[Opening DATASET EXTRACT section]

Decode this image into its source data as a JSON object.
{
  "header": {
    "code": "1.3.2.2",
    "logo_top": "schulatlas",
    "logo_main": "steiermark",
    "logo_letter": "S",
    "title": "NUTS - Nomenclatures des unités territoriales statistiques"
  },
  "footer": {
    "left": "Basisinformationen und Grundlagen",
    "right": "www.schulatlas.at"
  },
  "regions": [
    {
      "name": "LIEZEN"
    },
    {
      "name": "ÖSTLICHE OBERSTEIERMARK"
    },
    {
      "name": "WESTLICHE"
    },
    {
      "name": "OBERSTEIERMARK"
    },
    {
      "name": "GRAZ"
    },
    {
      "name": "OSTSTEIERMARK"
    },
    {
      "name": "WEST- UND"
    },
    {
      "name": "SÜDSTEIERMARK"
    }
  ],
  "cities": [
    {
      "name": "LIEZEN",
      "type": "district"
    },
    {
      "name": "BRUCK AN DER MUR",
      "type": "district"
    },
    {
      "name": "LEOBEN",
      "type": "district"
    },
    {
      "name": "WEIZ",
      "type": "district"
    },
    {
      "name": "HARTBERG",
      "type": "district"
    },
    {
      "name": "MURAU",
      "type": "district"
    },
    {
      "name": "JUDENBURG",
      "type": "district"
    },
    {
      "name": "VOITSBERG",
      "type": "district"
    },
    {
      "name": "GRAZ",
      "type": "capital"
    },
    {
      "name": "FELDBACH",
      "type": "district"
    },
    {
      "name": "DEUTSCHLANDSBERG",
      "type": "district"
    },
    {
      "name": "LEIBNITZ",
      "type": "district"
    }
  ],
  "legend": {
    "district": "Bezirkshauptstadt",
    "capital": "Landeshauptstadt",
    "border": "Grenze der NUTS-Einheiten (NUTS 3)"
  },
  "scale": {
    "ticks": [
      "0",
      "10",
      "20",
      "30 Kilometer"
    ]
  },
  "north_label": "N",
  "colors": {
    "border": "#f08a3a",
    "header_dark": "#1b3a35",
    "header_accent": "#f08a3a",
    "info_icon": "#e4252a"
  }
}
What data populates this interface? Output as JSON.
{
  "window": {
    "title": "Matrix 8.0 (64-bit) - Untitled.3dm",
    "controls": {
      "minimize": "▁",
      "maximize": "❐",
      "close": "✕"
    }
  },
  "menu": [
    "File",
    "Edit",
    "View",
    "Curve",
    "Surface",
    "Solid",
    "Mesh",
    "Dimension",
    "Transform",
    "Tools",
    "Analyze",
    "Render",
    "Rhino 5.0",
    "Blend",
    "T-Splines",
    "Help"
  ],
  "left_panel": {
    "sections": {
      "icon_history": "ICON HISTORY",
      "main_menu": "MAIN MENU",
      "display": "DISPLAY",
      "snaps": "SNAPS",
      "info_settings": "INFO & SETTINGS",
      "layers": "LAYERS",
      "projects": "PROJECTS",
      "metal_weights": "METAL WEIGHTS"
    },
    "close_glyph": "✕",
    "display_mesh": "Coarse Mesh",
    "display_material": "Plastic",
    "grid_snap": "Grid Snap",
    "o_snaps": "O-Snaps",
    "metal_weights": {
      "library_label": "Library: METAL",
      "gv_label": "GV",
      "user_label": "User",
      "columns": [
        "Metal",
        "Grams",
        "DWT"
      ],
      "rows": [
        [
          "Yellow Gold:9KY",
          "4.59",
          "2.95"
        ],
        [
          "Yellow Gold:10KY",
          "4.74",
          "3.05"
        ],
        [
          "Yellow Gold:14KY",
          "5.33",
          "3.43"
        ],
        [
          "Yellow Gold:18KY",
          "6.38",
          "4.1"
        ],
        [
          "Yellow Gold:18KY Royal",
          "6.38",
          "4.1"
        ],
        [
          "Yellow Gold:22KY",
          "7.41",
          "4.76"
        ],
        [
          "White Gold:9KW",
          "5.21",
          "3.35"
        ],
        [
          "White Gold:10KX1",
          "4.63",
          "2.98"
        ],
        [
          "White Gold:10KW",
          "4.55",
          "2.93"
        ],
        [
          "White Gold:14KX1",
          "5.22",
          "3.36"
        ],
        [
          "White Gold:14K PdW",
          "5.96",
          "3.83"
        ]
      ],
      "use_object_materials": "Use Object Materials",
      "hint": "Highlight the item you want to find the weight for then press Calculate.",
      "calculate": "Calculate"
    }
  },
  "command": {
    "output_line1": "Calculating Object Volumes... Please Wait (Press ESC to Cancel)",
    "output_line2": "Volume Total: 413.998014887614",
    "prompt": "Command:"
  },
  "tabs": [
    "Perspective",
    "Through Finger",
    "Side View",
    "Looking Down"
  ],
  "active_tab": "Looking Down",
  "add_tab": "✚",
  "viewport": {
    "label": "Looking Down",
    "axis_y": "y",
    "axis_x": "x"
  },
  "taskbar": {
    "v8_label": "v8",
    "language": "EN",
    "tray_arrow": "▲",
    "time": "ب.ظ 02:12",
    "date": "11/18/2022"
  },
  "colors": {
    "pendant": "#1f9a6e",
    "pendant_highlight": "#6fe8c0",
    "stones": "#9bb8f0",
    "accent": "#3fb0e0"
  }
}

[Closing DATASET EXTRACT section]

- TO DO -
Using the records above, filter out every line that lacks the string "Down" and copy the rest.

- SOLUTION -
    "Looking Down"
  "active_tab": "Looking Down",
    "label": "Looking Down",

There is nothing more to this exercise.